Content starts
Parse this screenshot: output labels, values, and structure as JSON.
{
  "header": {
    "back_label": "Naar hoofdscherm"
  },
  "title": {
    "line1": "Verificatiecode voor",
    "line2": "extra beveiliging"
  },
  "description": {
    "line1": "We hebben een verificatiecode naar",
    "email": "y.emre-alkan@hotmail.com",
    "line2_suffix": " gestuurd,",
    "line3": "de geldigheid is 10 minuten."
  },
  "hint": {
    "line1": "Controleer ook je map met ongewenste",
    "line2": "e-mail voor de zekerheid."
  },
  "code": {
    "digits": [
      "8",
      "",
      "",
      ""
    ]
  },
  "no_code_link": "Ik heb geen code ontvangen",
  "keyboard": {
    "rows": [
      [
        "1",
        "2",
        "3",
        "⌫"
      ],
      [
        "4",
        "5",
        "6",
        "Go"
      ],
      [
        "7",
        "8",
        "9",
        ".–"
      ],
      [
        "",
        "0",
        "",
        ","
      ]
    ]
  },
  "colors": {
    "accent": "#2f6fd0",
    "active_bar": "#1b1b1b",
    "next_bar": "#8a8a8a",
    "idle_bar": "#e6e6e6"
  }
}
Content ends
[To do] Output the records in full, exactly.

[Answer space]
Parse this screenshot: output labels, values, and structure as JSON.
{
  "header": {
    "back_label": "Naar hoofdscherm"
  },
  "title": {
    "line1": "Verificatiecode voor",
    "line2": "extra beveiliging"
  },
  "description": {
    "line1": "We hebben een verificatiecode naar",
    "email": "y.emre-alkan@hotmail.com",
    "line2_suffix": " gestuurd,",
    "line3": "de geldigheid is 10 minuten."
  },
  "hint": {
    "line1": "Controleer ook je map met ongewenste",
    "line2": "e-mail voor de zekerheid."
  },
  "code": {
    "digits": [
      "8",
      "",
      "",
      ""
    ]
  },
  "no_code_link": "Ik heb geen code ontvangen",
  "keyboard": {
    "rows": [
      [
        "1",
        "2",
        "3",
        "⌫"
      ],
      [
        "4",
        "5",
        "6",
        "Go"
      ],
      [
        "7",
        "8",
        "9",
        ".–"
      ],
      [
        "",
        "0",
        "",
        ","
      ]
    ]
  },
  "colors": {
    "accent": "#2f6fd0",
    "active_bar": "#1b1b1b",
    "next_bar": "#8a8a8a",
    "idle_bar": "#e6e6e6"
  }
}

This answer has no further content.